» What is needed:
Exactly as they stand, copy the lines from the one containing "Output a JSON" to the final line of the data; leave out the pictures.

» Data for analysis:
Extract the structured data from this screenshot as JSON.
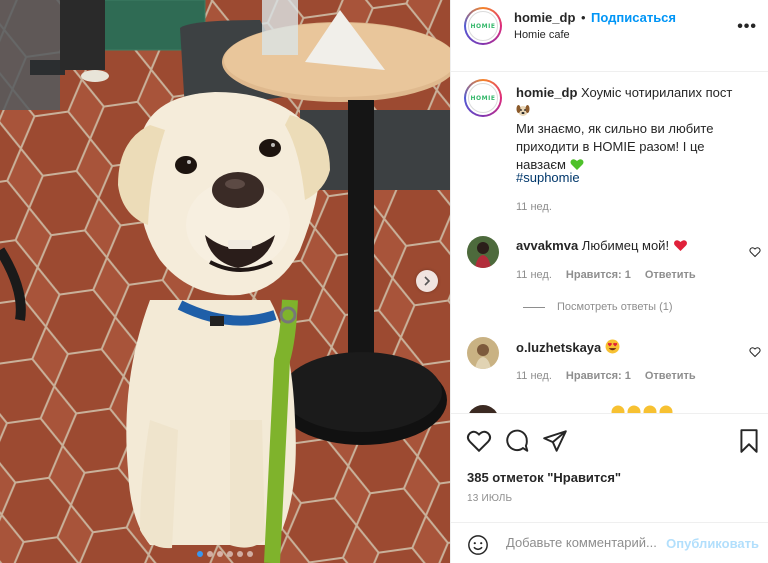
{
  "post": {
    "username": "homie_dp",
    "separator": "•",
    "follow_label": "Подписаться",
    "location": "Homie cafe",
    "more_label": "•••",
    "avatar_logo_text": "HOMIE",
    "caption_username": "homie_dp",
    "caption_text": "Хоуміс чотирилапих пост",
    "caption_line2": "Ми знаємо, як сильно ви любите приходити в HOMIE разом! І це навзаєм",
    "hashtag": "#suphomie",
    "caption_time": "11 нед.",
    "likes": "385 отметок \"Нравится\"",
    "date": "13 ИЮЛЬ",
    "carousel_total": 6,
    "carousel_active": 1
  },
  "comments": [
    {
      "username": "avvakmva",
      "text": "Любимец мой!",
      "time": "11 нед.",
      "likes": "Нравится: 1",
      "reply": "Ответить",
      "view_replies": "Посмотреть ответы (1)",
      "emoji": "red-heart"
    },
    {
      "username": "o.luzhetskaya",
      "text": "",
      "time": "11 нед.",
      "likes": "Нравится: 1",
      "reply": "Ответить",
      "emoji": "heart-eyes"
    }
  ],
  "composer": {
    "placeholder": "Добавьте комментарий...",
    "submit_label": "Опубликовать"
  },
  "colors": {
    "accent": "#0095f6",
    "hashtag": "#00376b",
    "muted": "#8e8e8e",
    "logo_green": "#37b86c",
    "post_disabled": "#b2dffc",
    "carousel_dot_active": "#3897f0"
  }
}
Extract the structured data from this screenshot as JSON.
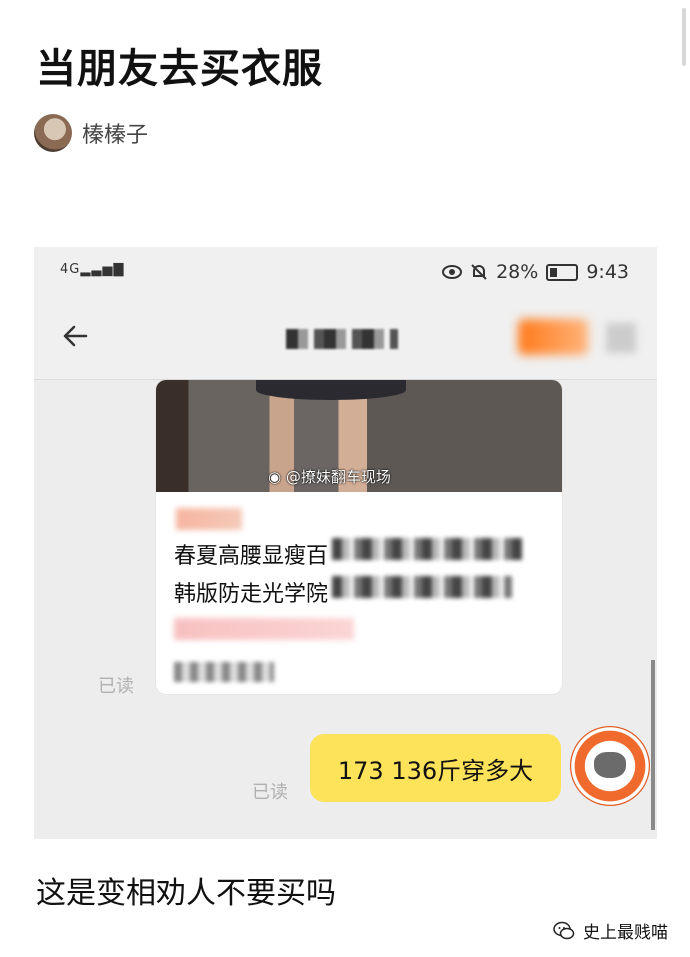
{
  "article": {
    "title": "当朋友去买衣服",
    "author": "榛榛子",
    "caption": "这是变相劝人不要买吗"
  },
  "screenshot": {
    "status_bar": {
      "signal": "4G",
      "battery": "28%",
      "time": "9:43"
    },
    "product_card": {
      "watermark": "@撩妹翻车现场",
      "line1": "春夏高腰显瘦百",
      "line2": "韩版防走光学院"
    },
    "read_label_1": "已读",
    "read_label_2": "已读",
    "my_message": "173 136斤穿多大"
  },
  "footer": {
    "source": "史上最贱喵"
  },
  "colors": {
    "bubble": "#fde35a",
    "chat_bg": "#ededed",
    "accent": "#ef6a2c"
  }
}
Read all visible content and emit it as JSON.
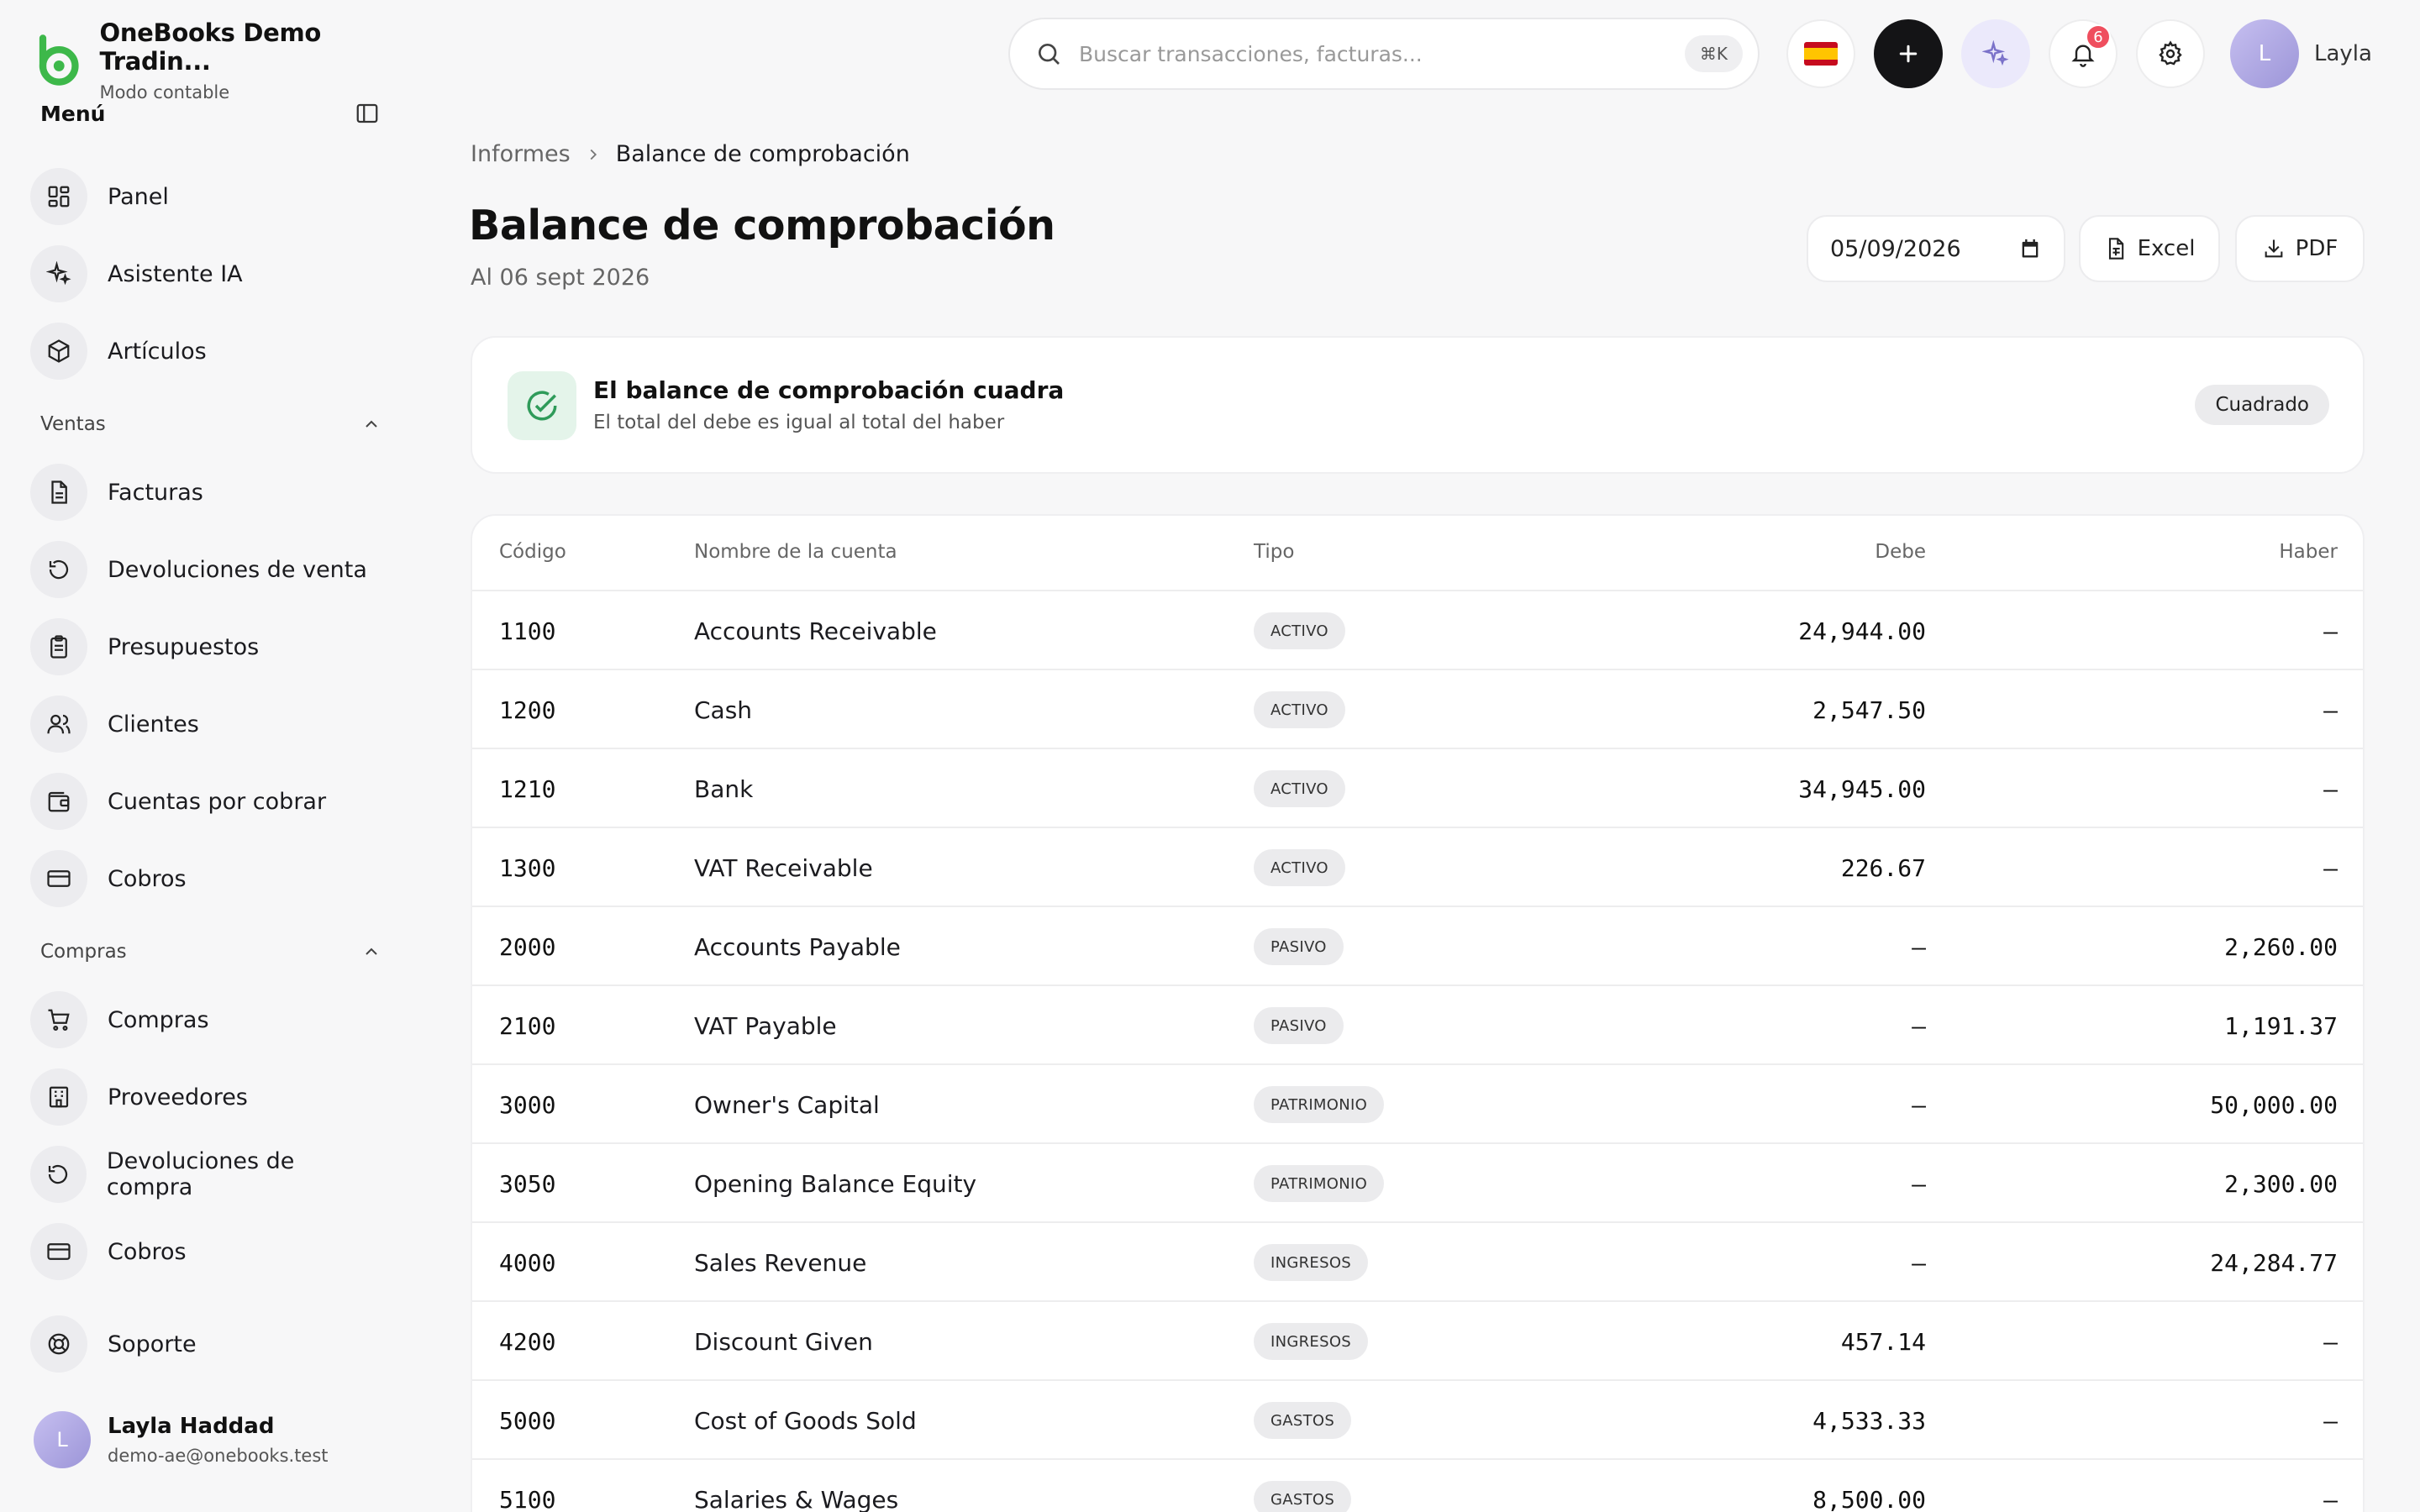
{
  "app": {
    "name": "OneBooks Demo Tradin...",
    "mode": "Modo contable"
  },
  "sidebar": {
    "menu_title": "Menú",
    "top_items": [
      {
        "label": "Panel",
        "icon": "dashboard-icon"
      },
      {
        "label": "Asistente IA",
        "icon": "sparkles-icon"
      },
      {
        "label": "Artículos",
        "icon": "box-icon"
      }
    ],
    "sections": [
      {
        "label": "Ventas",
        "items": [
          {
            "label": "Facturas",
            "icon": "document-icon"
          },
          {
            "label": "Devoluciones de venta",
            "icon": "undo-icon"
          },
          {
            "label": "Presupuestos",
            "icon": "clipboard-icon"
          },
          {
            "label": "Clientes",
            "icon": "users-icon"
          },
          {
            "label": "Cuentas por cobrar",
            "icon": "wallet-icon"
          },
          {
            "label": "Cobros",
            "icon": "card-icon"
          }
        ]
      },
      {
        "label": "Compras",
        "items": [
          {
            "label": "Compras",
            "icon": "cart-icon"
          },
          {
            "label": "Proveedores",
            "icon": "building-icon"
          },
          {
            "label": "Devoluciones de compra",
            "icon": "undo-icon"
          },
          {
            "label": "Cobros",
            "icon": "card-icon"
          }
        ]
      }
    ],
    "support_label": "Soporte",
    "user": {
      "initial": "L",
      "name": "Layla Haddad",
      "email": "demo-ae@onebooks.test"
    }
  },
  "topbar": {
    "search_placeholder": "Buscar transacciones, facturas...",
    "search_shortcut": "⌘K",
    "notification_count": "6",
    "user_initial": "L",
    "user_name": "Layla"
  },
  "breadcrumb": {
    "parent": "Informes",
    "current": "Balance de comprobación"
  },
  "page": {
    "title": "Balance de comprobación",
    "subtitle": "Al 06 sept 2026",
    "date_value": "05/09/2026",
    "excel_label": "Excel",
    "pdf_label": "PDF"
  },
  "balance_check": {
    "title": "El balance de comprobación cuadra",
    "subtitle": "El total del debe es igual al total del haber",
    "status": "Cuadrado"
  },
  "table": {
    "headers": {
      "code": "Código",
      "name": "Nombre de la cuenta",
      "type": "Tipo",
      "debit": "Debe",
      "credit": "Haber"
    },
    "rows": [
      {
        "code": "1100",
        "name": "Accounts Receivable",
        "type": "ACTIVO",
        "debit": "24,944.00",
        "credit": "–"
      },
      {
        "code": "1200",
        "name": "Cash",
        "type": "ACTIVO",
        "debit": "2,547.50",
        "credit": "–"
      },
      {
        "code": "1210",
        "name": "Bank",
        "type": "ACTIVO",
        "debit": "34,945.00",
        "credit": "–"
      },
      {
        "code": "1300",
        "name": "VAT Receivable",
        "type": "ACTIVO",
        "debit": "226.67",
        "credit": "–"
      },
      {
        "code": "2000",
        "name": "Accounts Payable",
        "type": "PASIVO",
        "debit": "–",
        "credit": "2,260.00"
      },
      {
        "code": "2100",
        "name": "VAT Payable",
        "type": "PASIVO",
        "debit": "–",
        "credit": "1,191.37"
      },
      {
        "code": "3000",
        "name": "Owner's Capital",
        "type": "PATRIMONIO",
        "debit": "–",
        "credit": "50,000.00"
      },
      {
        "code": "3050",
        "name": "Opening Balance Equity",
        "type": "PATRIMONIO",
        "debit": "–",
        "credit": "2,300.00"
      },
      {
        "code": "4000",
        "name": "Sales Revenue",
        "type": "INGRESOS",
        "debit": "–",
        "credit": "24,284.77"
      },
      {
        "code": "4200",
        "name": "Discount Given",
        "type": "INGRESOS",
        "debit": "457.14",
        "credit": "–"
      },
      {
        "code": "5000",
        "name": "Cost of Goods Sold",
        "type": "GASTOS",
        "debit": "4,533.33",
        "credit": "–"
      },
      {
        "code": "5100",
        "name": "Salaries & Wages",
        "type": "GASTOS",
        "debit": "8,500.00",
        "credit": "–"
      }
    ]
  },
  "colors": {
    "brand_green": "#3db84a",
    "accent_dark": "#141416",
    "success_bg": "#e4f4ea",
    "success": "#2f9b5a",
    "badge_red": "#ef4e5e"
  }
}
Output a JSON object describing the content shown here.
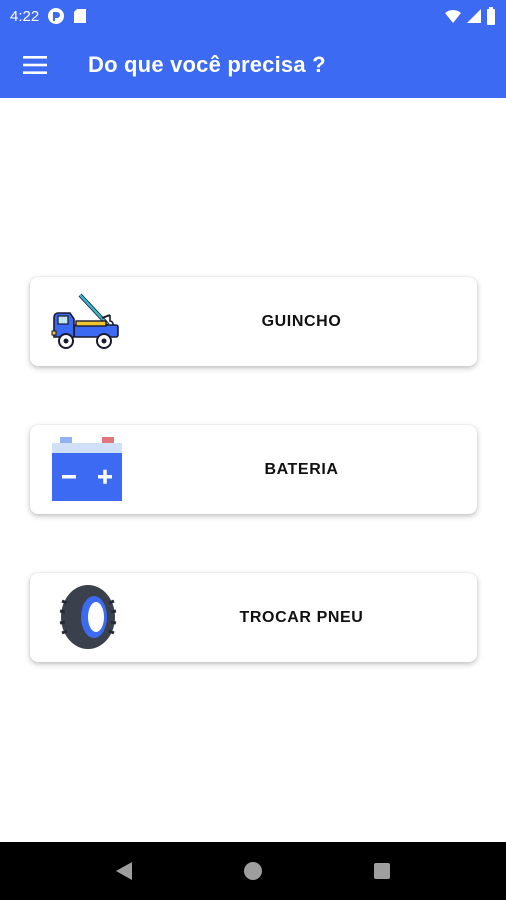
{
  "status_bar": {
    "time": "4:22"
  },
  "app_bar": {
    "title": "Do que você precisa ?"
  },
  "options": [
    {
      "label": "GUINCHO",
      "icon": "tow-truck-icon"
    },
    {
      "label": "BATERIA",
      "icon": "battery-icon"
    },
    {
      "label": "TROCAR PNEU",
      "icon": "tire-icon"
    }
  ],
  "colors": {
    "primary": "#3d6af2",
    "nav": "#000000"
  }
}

» Expected output:
Output a JSON object describing the content shown here.
{
  "status_bar": {
    "time": "4:22"
  },
  "app_bar": {
    "title": "Do que você precisa ?"
  },
  "options": [
    {
      "label": "GUINCHO",
      "icon": "tow-truck-icon"
    },
    {
      "label": "BATERIA",
      "icon": "battery-icon"
    },
    {
      "label": "TROCAR PNEU",
      "icon": "tire-icon"
    }
  ],
  "colors": {
    "primary": "#3d6af2",
    "nav": "#000000"
  }
}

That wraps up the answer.